Exercise aim
What follows is a set of entries; retype all of them exactly.

Input for this task

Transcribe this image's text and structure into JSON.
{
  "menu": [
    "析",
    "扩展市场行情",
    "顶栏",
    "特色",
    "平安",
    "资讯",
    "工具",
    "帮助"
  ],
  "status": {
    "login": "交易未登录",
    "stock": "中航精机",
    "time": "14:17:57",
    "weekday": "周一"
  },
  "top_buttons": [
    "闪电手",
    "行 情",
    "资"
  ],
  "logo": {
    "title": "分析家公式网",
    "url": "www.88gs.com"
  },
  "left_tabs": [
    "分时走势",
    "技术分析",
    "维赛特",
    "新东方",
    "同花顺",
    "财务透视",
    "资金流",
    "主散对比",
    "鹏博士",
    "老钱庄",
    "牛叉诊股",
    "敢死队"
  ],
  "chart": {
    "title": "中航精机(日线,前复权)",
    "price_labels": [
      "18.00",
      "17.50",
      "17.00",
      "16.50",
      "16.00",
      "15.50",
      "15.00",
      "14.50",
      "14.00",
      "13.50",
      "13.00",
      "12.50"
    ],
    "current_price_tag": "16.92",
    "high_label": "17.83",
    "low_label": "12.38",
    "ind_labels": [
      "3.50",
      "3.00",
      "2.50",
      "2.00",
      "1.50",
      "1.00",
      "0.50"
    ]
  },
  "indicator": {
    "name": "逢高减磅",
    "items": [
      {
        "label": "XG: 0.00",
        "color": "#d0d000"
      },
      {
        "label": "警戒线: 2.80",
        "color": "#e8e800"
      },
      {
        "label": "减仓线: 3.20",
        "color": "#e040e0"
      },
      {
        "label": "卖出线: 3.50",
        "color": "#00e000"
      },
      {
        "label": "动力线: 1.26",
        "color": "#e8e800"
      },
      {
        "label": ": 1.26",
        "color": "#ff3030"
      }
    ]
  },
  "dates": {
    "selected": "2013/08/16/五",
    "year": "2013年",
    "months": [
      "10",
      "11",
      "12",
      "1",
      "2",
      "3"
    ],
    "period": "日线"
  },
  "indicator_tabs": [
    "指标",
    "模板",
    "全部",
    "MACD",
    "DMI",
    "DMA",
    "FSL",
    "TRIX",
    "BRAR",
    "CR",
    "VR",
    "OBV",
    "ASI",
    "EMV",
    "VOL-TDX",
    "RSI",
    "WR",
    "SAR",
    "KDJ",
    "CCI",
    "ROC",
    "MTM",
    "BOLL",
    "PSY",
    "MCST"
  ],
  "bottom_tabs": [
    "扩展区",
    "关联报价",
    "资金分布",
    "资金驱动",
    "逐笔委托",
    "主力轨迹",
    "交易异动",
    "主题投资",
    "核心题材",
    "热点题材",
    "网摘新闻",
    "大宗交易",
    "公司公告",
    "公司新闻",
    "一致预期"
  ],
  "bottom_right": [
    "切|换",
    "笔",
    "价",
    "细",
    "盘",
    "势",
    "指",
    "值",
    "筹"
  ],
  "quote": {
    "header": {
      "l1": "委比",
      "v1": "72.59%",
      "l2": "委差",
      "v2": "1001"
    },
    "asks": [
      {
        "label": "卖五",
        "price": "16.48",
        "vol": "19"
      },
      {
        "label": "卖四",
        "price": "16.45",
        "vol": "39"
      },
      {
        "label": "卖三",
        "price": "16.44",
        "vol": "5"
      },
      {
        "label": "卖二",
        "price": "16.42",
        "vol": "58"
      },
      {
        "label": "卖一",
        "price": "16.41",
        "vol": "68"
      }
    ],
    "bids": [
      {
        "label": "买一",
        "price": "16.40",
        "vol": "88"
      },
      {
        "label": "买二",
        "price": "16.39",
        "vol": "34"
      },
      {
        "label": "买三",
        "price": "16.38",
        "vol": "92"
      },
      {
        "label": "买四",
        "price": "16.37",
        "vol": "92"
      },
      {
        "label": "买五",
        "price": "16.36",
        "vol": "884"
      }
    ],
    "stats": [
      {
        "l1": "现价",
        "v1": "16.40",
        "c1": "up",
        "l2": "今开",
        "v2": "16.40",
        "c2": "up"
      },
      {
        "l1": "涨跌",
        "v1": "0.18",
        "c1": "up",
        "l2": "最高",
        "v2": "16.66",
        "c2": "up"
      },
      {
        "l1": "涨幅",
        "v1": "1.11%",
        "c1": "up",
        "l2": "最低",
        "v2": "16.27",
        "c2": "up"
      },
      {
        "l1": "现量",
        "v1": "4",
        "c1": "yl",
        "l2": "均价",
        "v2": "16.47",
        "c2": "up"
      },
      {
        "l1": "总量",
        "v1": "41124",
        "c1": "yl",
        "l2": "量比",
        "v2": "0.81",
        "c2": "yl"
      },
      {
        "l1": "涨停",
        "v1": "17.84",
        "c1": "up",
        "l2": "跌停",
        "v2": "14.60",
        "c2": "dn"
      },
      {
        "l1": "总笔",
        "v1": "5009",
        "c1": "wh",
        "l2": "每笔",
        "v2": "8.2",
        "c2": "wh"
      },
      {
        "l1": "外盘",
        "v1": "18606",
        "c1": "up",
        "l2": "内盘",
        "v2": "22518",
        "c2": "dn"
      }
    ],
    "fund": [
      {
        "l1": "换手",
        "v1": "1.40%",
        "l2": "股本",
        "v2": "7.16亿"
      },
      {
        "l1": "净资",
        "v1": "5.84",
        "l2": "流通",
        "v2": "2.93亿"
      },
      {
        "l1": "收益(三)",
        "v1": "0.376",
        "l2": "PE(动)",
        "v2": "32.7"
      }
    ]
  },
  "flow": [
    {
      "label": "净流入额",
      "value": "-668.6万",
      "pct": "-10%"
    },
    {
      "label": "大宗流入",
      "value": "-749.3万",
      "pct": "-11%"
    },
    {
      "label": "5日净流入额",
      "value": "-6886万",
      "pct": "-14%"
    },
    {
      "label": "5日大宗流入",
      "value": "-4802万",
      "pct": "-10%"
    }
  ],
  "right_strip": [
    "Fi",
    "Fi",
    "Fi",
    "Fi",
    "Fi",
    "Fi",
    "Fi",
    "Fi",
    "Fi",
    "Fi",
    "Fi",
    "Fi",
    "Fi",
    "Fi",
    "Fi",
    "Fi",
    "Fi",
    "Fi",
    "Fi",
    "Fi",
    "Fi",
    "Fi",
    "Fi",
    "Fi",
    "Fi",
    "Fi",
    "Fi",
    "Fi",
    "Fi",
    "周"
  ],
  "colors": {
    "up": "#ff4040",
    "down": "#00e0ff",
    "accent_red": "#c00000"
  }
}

Your solution
Transcribe this image's text and structure into JSON.
{
  "menu": [
    "析",
    "扩展市场行情",
    "顶栏",
    "特色",
    "平安",
    "资讯",
    "工具",
    "帮助"
  ],
  "status": {
    "login": "交易未登录",
    "stock": "中航精机",
    "time": "14:17:57",
    "weekday": "周一"
  },
  "top_buttons": [
    "闪电手",
    "行 情",
    "资"
  ],
  "logo": {
    "title": "分析家公式网",
    "url": "www.88gs.com"
  },
  "left_tabs": [
    "分时走势",
    "技术分析",
    "维赛特",
    "新东方",
    "同花顺",
    "财务透视",
    "资金流",
    "主散对比",
    "鹏博士",
    "老钱庄",
    "牛叉诊股",
    "敢死队"
  ],
  "chart": {
    "title": "中航精机(日线,前复权)",
    "price_labels": [
      "18.00",
      "17.50",
      "17.00",
      "16.50",
      "16.00",
      "15.50",
      "15.00",
      "14.50",
      "14.00",
      "13.50",
      "13.00",
      "12.50"
    ],
    "current_price_tag": "16.92",
    "high_label": "17.83",
    "low_label": "12.38",
    "ind_labels": [
      "3.50",
      "3.00",
      "2.50",
      "2.00",
      "1.50",
      "1.00",
      "0.50"
    ]
  },
  "indicator": {
    "name": "逢高减磅",
    "items": [
      {
        "label": "XG: 0.00",
        "color": "#d0d000"
      },
      {
        "label": "警戒线: 2.80",
        "color": "#e8e800"
      },
      {
        "label": "减仓线: 3.20",
        "color": "#e040e0"
      },
      {
        "label": "卖出线: 3.50",
        "color": "#00e000"
      },
      {
        "label": "动力线: 1.26",
        "color": "#e8e800"
      },
      {
        "label": ": 1.26",
        "color": "#ff3030"
      }
    ]
  },
  "dates": {
    "selected": "2013/08/16/五",
    "year": "2013年",
    "months": [
      "10",
      "11",
      "12",
      "1",
      "2",
      "3"
    ],
    "period": "日线"
  },
  "indicator_tabs": [
    "指标",
    "模板",
    "全部",
    "MACD",
    "DMI",
    "DMA",
    "FSL",
    "TRIX",
    "BRAR",
    "CR",
    "VR",
    "OBV",
    "ASI",
    "EMV",
    "VOL-TDX",
    "RSI",
    "WR",
    "SAR",
    "KDJ",
    "CCI",
    "ROC",
    "MTM",
    "BOLL",
    "PSY",
    "MCST"
  ],
  "bottom_tabs": [
    "扩展区",
    "关联报价",
    "资金分布",
    "资金驱动",
    "逐笔委托",
    "主力轨迹",
    "交易异动",
    "主题投资",
    "核心题材",
    "热点题材",
    "网摘新闻",
    "大宗交易",
    "公司公告",
    "公司新闻",
    "一致预期"
  ],
  "bottom_right": [
    "切|换",
    "笔",
    "价",
    "细",
    "盘",
    "势",
    "指",
    "值",
    "筹"
  ],
  "quote": {
    "header": {
      "l1": "委比",
      "v1": "72.59%",
      "l2": "委差",
      "v2": "1001"
    },
    "asks": [
      {
        "label": "卖五",
        "price": "16.48",
        "vol": "19"
      },
      {
        "label": "卖四",
        "price": "16.45",
        "vol": "39"
      },
      {
        "label": "卖三",
        "price": "16.44",
        "vol": "5"
      },
      {
        "label": "卖二",
        "price": "16.42",
        "vol": "58"
      },
      {
        "label": "卖一",
        "price": "16.41",
        "vol": "68"
      }
    ],
    "bids": [
      {
        "label": "买一",
        "price": "16.40",
        "vol": "88"
      },
      {
        "label": "买二",
        "price": "16.39",
        "vol": "34"
      },
      {
        "label": "买三",
        "price": "16.38",
        "vol": "92"
      },
      {
        "label": "买四",
        "price": "16.37",
        "vol": "92"
      },
      {
        "label": "买五",
        "price": "16.36",
        "vol": "884"
      }
    ],
    "stats": [
      {
        "l1": "现价",
        "v1": "16.40",
        "c1": "up",
        "l2": "今开",
        "v2": "16.40",
        "c2": "up"
      },
      {
        "l1": "涨跌",
        "v1": "0.18",
        "c1": "up",
        "l2": "最高",
        "v2": "16.66",
        "c2": "up"
      },
      {
        "l1": "涨幅",
        "v1": "1.11%",
        "c1": "up",
        "l2": "最低",
        "v2": "16.27",
        "c2": "up"
      },
      {
        "l1": "现量",
        "v1": "4",
        "c1": "yl",
        "l2": "均价",
        "v2": "16.47",
        "c2": "up"
      },
      {
        "l1": "总量",
        "v1": "41124",
        "c1": "yl",
        "l2": "量比",
        "v2": "0.81",
        "c2": "yl"
      },
      {
        "l1": "涨停",
        "v1": "17.84",
        "c1": "up",
        "l2": "跌停",
        "v2": "14.60",
        "c2": "dn"
      },
      {
        "l1": "总笔",
        "v1": "5009",
        "c1": "wh",
        "l2": "每笔",
        "v2": "8.2",
        "c2": "wh"
      },
      {
        "l1": "外盘",
        "v1": "18606",
        "c1": "up",
        "l2": "内盘",
        "v2": "22518",
        "c2": "dn"
      }
    ],
    "fund": [
      {
        "l1": "换手",
        "v1": "1.40%",
        "l2": "股本",
        "v2": "7.16亿"
      },
      {
        "l1": "净资",
        "v1": "5.84",
        "l2": "流通",
        "v2": "2.93亿"
      },
      {
        "l1": "收益(三)",
        "v1": "0.376",
        "l2": "PE(动)",
        "v2": "32.7"
      }
    ]
  },
  "flow": [
    {
      "label": "净流入额",
      "value": "-668.6万",
      "pct": "-10%"
    },
    {
      "label": "大宗流入",
      "value": "-749.3万",
      "pct": "-11%"
    },
    {
      "label": "5日净流入额",
      "value": "-6886万",
      "pct": "-14%"
    },
    {
      "label": "5日大宗流入",
      "value": "-4802万",
      "pct": "-10%"
    }
  ],
  "right_strip": [
    "Fi",
    "Fi",
    "Fi",
    "Fi",
    "Fi",
    "Fi",
    "Fi",
    "Fi",
    "Fi",
    "Fi",
    "Fi",
    "Fi",
    "Fi",
    "Fi",
    "Fi",
    "Fi",
    "Fi",
    "Fi",
    "Fi",
    "Fi",
    "Fi",
    "Fi",
    "Fi",
    "Fi",
    "Fi",
    "Fi",
    "Fi",
    "Fi",
    "Fi",
    "周"
  ],
  "colors": {
    "up": "#ff4040",
    "down": "#00e0ff",
    "accent_red": "#c00000"
  }
}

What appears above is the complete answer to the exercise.